I have a Neewer NW670C flash which uses 4 AA batteries. I've been using regular alkaline ones so far because I couldn't get myself to buy rechargable ones yet. However, the flash ate their capacity in no time.
Now I got rechargable ones. Ni-Mh 1.2V 2000mAh. They are fully charged at 1.41V each, yet my flash won't power on. Not one blink, not even the LCD, not a "lo-ba" sign, nothing.
I've tested the regular alkaline batteries which are still able to power the flash (they are on the empty side though): 1.28V per cell. That's less than what my charged Ni-Mh's offer.
With 4 cells combined I'm looking at ~5.12V alkaline (works) vs. ~5.64V Ni-Mh (doesn't work).
Can I not use rechargable batteries inside a flash? Do I need a special type?
Another thing that surprises me is how external flashes tend to not have a 6V DC input. Can anyone explain why that is so? I understand the front power input is for ~230V to directly power the flash (and still requires you to have the batteries to power the circuits etc. of the flash), so that's out.
It'd be so much easier to simply plug a 6V DC power-supply. Why aren't we given such option?
A 6VDC power supply would actually have to be quite massive (think laptop rather than phone power supply sized), big speedlites can draw several amperes when charging.
There are a few older flashes that, as per the documentation, deprecate the use of rechargeables (eg the Metz 45CT); this should not be an issue with more modern ones.

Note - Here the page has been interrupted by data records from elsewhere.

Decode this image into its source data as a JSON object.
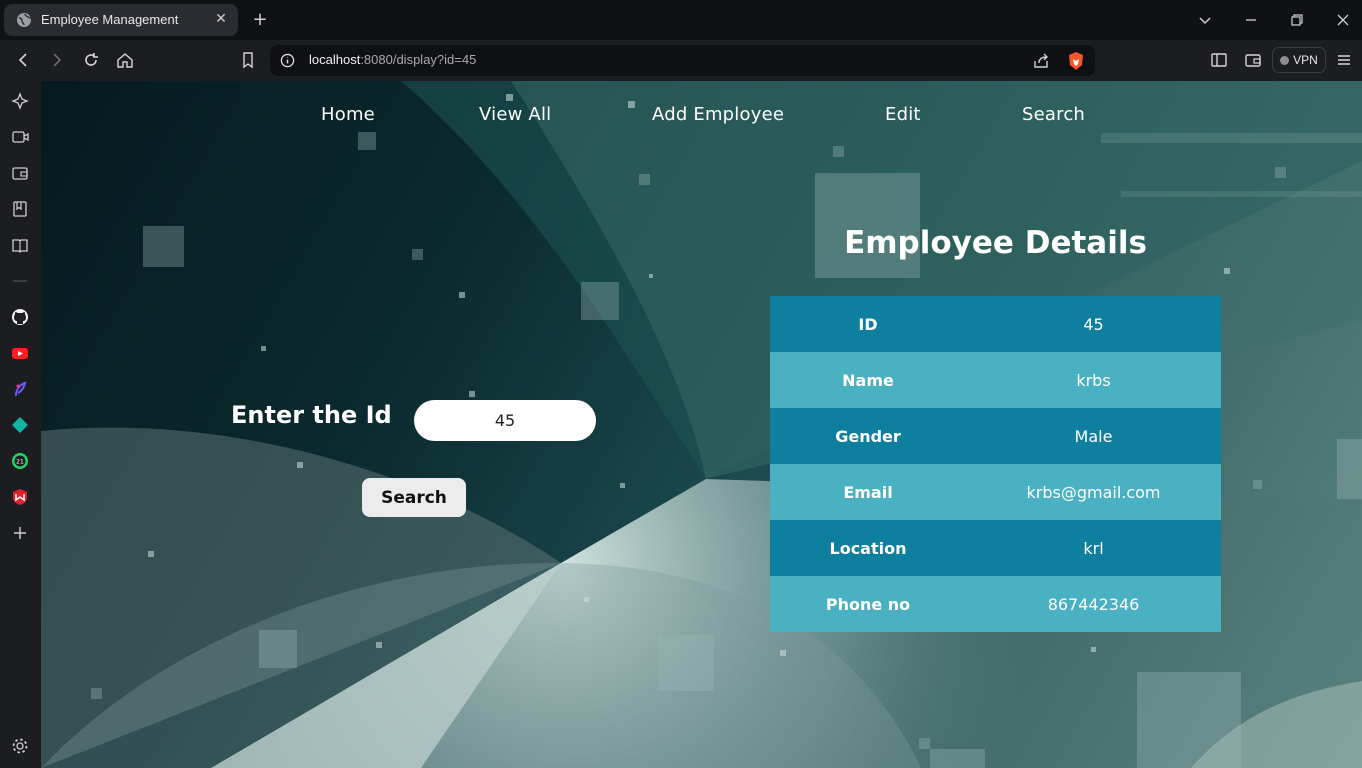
{
  "browser": {
    "tab_title": "Employee Management",
    "url_host": "localhost",
    "url_rest": ":8080/display?id=45",
    "vpn_label": "VPN"
  },
  "nav": {
    "home": "Home",
    "view_all": "View All",
    "add_employee": "Add Employee",
    "edit": "Edit",
    "search": "Search"
  },
  "search_form": {
    "label": "Enter the Id",
    "id_value": "45",
    "button_label": "Search"
  },
  "details": {
    "title": "Employee Details",
    "rows": [
      {
        "key": "ID",
        "value": "45"
      },
      {
        "key": "Name",
        "value": "krbs"
      },
      {
        "key": "Gender",
        "value": "Male"
      },
      {
        "key": "Email",
        "value": "krbs@gmail.com"
      },
      {
        "key": "Location",
        "value": "krl"
      },
      {
        "key": "Phone no",
        "value": "867442346"
      }
    ]
  },
  "colors": {
    "row_dark": "#0e7f9f",
    "row_light": "#4ab1c3",
    "brave_accent": "#fb542b"
  },
  "sidebar_icons": [
    "leo-ai-icon",
    "video-icon",
    "wallet-icon",
    "bookmarks-icon",
    "reading-list-icon",
    "github-icon",
    "youtube-icon",
    "feather-app-icon",
    "diamond-app-icon",
    "whatsapp-icon",
    "mcafee-icon",
    "add-panel-icon",
    "settings-icon"
  ]
}
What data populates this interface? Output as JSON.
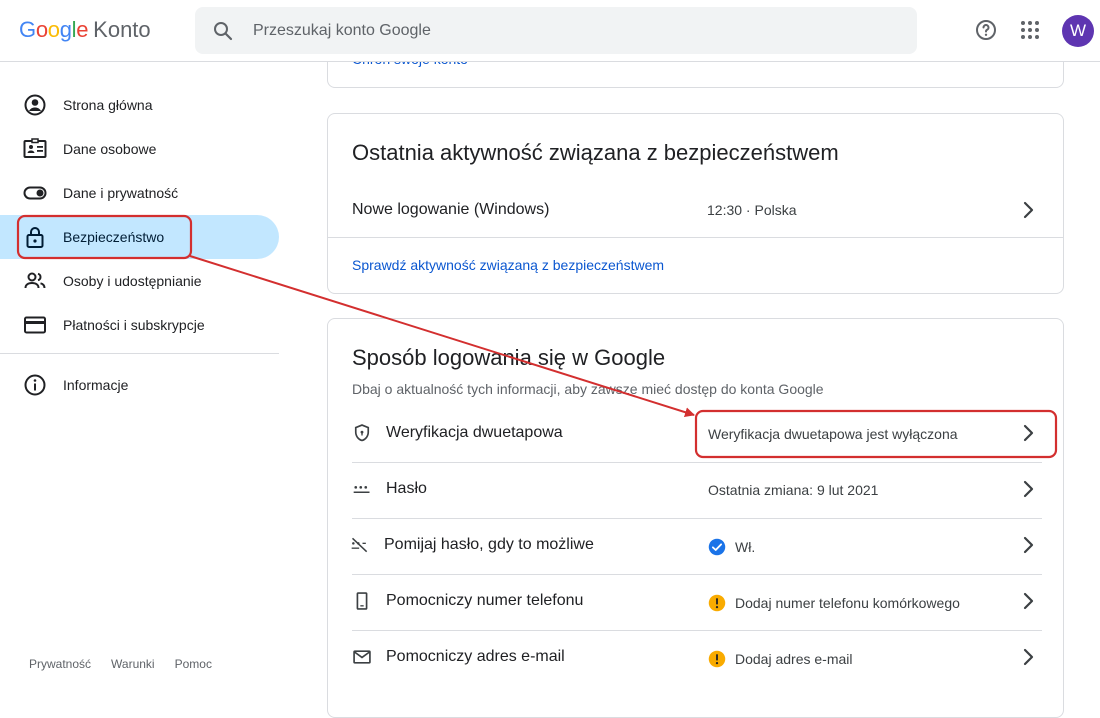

The most likely cause is contact problems - the rechargeables might be just a bit mechanically shorter than your alkalines, or their contacts might have oxidised (which will cause problems with a high amperage load) - try cleaning the contacts (on the battery and on the flash)